@NoodlekaboodleSo it's not about..."...glad
utah valley guy thinks that it is okay to be forced to sell personal property.
this is the "change"libs want, but germany wanted change in 1932
also...".or"...Only in liberal America can a
person be forced to buy something (Obamacare) and be forced to sell something!
What happened to freedom?...".Amazing.Seriously,
thank you for your comment addressing the facts of the sale.It's too bad some DN readers prefer to spew hate rather than address the
@Lets RollExactly, but just to add a bit more detail, the rules of the
trust(which were agreed to by Donald and Shelly Sterling) said that both had a
say in decisions made by the trust. However, there was a clause that if a doctor
deemed either one not mentally competent to make those types of decisions, than
the other retained full control of the trust. Shelly had doctors evaluate
Donald, and they diagnosed that he was showing signs of alzheimers and dementia,
and gave their medical opinion that he wasn't fit to make financial
decisions for the trust. Then his wife turned around and sold the team to
Ballmer. This suit that he just lost was against her, not the NBA, and the judge
decided she did follow the rules of the trust, so she was allowed to make the
sale. He's still getting a billion dollars, the NBA didn't steal his
team, nor did they force him to sell.
Lots of legal opinions here...and there's been quite a bit going on, but
this decision has nothing to do with the NBA or its Constitution or Bylaws. Nor
does it have anything to do with other owners or the NBA forcing Sterling to
sell the team. The owners never voted.This case had to do with Ms.
Sterling's voluntary decision to sell the team to Steve Ballmer.My understanding is that the Clippers were owned by a Sterling family trust
(think estate planning, folks put their assets (homes, bank accounts, etc)) in
trusts all the time.This legal proceeding had to do with who had

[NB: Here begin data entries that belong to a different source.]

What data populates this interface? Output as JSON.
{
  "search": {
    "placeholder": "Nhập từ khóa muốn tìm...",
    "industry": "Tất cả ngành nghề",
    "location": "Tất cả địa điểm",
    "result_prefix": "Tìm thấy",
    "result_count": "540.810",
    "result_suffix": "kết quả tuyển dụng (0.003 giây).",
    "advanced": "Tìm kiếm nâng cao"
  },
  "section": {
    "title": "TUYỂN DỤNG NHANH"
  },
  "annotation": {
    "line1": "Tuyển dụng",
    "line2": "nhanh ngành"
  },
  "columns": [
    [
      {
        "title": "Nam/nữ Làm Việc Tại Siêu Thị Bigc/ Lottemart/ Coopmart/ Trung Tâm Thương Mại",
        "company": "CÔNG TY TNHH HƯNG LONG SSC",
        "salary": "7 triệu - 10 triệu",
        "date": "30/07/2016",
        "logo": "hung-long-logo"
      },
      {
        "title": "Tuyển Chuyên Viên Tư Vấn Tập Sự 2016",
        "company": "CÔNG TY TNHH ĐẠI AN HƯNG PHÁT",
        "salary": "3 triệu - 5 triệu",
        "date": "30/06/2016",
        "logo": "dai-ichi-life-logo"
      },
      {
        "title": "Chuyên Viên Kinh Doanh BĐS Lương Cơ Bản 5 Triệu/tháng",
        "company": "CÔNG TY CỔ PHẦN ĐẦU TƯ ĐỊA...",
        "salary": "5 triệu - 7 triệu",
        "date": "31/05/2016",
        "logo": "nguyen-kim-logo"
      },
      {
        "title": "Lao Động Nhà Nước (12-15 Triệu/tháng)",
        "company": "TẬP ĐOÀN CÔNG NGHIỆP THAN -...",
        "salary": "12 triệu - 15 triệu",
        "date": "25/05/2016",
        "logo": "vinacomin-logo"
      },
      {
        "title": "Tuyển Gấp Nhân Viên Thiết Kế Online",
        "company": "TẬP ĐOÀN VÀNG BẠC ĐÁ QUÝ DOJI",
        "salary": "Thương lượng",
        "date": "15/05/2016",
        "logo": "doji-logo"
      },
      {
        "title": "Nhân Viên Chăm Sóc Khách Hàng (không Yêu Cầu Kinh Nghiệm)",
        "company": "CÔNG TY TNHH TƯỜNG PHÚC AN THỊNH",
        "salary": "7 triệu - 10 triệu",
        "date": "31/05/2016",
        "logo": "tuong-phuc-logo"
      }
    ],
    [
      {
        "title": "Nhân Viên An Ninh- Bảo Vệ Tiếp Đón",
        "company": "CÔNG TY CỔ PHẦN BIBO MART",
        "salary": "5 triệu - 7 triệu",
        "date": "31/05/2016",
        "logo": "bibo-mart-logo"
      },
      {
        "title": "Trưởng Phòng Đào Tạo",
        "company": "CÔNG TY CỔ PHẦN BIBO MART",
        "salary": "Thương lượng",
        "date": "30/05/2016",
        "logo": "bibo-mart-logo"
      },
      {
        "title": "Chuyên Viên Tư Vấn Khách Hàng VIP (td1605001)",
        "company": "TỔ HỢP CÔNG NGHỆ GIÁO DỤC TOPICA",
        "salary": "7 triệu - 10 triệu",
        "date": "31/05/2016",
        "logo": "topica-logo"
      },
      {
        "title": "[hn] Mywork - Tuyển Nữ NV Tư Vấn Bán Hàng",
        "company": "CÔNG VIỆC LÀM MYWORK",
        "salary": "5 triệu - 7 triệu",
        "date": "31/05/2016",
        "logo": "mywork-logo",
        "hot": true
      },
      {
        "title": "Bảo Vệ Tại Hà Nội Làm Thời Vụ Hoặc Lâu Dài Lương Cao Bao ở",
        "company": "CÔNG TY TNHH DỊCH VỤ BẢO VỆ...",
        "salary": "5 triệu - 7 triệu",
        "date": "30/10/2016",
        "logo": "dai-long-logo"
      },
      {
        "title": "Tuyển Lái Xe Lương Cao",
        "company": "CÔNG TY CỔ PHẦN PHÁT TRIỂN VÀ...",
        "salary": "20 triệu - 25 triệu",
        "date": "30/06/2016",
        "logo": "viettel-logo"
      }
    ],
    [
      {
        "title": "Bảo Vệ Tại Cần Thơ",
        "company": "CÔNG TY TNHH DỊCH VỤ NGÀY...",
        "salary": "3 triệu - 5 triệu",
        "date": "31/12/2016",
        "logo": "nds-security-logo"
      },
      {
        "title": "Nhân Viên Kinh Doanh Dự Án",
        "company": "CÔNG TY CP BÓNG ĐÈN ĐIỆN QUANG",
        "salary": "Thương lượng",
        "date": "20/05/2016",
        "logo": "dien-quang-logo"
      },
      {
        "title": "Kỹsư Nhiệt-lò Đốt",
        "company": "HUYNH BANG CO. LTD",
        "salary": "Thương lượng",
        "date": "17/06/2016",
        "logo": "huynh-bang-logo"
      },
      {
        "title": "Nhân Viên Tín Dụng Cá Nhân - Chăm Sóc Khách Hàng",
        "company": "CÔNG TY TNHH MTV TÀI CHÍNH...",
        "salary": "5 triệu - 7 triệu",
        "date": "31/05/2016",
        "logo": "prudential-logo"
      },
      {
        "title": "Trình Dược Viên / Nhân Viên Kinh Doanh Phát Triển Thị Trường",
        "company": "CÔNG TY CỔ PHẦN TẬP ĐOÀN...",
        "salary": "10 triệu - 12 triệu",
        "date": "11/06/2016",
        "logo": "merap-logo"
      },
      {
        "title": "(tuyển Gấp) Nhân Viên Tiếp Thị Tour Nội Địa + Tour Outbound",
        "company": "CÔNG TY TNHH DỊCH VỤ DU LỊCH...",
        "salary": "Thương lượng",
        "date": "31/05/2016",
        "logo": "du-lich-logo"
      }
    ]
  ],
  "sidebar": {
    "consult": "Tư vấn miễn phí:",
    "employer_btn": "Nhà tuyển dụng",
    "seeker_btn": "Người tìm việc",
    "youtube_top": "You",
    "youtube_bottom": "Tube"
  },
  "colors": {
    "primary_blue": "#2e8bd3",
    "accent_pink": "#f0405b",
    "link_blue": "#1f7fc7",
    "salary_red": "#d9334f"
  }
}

power to sell the team out of the trust, to Ballmer. Ms. Sterling made the
decision to sell and signed the deal with Ballmer on bebalf of the trust. She
claimed she had the ability to do so and the judge agreed. I suspect she argued
she was empowered to do so on multiple grounds: the trust allowed her to do so;
and, I suspect, that Mr. Sterling was mentally incapable of acting on behalf of
What a lot of you are failing to recognize is that, as an owner of an NBA team,
he agreed contractually to the terms and conditions set forth by the bylaws that
all other 29 owners are also contractually to abide by. As such, the other 29
owners have the option to vote as to whether or not an owner is able to keep his
team. So, yes, he is not bound by the "laws of the land" and can, in
fact, be forced to sell his team. If not by the judge, as the decision passed
down shows, then by a vote of the other 29 owners. Donald Sterling should just
cut his losses and count his cool $2B all the way to the bank. One way or
another, he WILL lose the team. Another thing to keep in mind is
that several players, as well as his coach, as well as sponsors (read: $$$$)
will boycott and not play or withdraw their support of the Clippers, if Sterling
remains owner of the team, thus driving down the value of the team. But
Sterling's ego, and bank account, won't care. He's always proven
to only be in it for himself.
glad utah valley guy thinks that it is okay to be forced to sell personal
property. this is the "change"libs want, but germany wanted change in
Only in liberal America can a person be forced to buy something (Obamacare) and
be forced to sell something! What happened to freedom?
No matter how much he spends and how far the lawsuit goes, he's going to
get the same answer. The NBA has every right to let the other owners decide who
can be an owner of an NBA franchise and who can't. Sterling has no basis
for his lawsuits or appeals - and the appeals court won't be bashful in
telling him exactly that.
Sterling will appeal and the will win his case. Last time I checked, you
can't force anyone to sell anything unless it comes under the heading of
eminent domain. The Race Baiters that are in favor of forcing Sterling to sell
the Clippers are soon to be very disappointed.
Don is still very clever and crafty, despite his age. I wouldn't be
surprised if he gets the case taken all the way to the Supreme Court.